At the trailhead we crossed a stream full of life, where salmon come to spawn and die.
We were welcomed by giant trees
and climbed gently upward into the grove of moss-covered maples for which the area is famous.
There was much to contemplate in the dense garden of green – especially the solitude – and I almost cried for the beauty.
“The atmosphere of the rain forest is so fertile that some plants thrive on air. Dining on moisture and nutrients from rain and wind-borne particles, clubmoss and licorice fern fasten to trunks and branches but do not harm their hosts.”Sign on the Hall of Mosses trail, Olympic National Park
Other sources of life include downed trees known as nurse logs. You’ll know them by the family of trees they support, all in a row.
“When a big tree falls it can provide a stage for new life. Hemlock and spruce seedlings, unable to survive on the tangled forest floor, absorbs minerals, moisture and warmth from the decaying trunk.”Sign on the Hall of Mosses trail, Olympic National Park
This Sitka Spruce on the other hand, stretched alongside the trail decaying, not yet supporting other trees. At 190 feet long, it was only a portion of the original standing tree.

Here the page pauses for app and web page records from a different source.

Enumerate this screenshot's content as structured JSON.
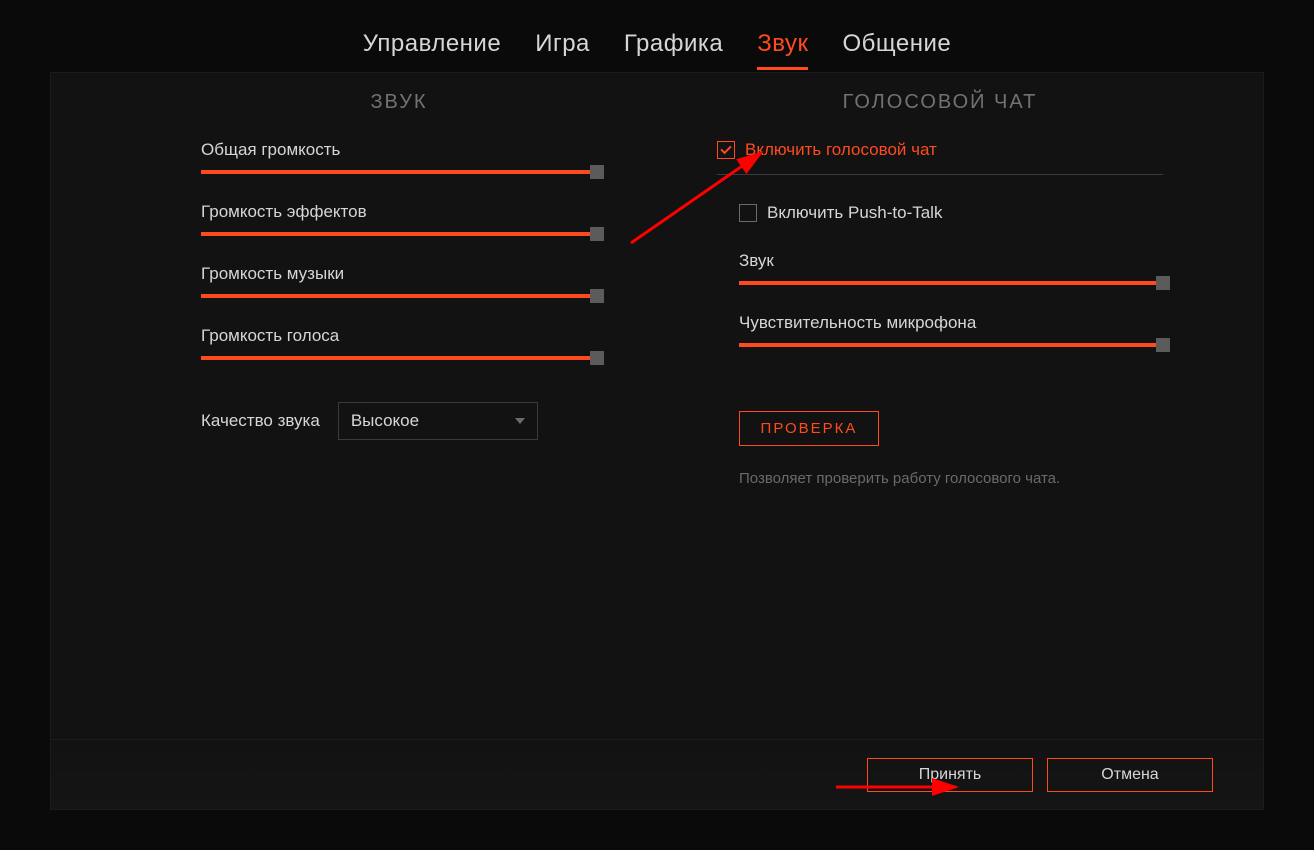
{
  "tabs": {
    "control": "Управление",
    "game": "Игра",
    "graphics": "Графика",
    "sound": "Звук",
    "communication": "Общение",
    "active": "sound"
  },
  "left": {
    "title": "ЗВУК",
    "sliders": {
      "master": {
        "label": "Общая громкость",
        "value": 100
      },
      "effects": {
        "label": "Громкость эффектов",
        "value": 100
      },
      "music": {
        "label": "Громкость музыки",
        "value": 100
      },
      "voice": {
        "label": "Громкость голоса",
        "value": 100
      }
    },
    "quality": {
      "label": "Качество звука",
      "value": "Высокое"
    }
  },
  "right": {
    "title": "ГОЛОСОВОЙ ЧАТ",
    "enable_voice": {
      "label": "Включить голосовой чат",
      "checked": true
    },
    "push_to_talk": {
      "label": "Включить Push-to-Talk",
      "checked": false
    },
    "sliders": {
      "sound": {
        "label": "Звук",
        "value": 100
      },
      "mic": {
        "label": "Чувствительность микрофона",
        "value": 100
      }
    },
    "test_button": "ПРОВЕРКА",
    "help": "Позволяет проверить работу голосового чата."
  },
  "footer": {
    "accept": "Принять",
    "cancel": "Отмена"
  },
  "colors": {
    "accent": "#ff4a1f"
  }
}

Sitka spruces average between 200 – 300 feet in the rain forest.
I read recently that the Hoh Rain Forest is one of the quietest places on earth.
I don’t know how this was determined. But I do know, on that quiet winter day on the Hall of Mosses trail, I felt the dense quiet and calm of the forest and hoped it would remain so for generations to come.

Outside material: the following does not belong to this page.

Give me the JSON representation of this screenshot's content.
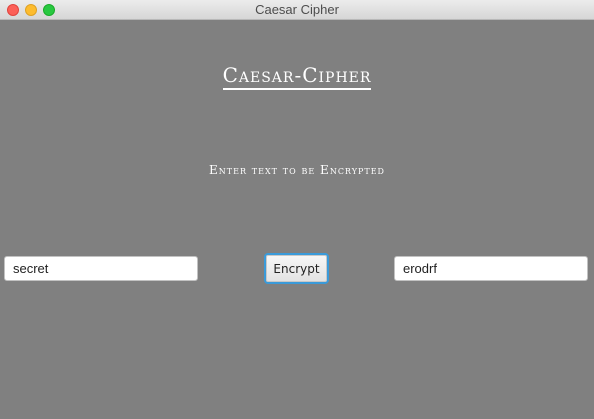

For more information on the Hoh Rain Forest checkout the link for Olympic National Park, here.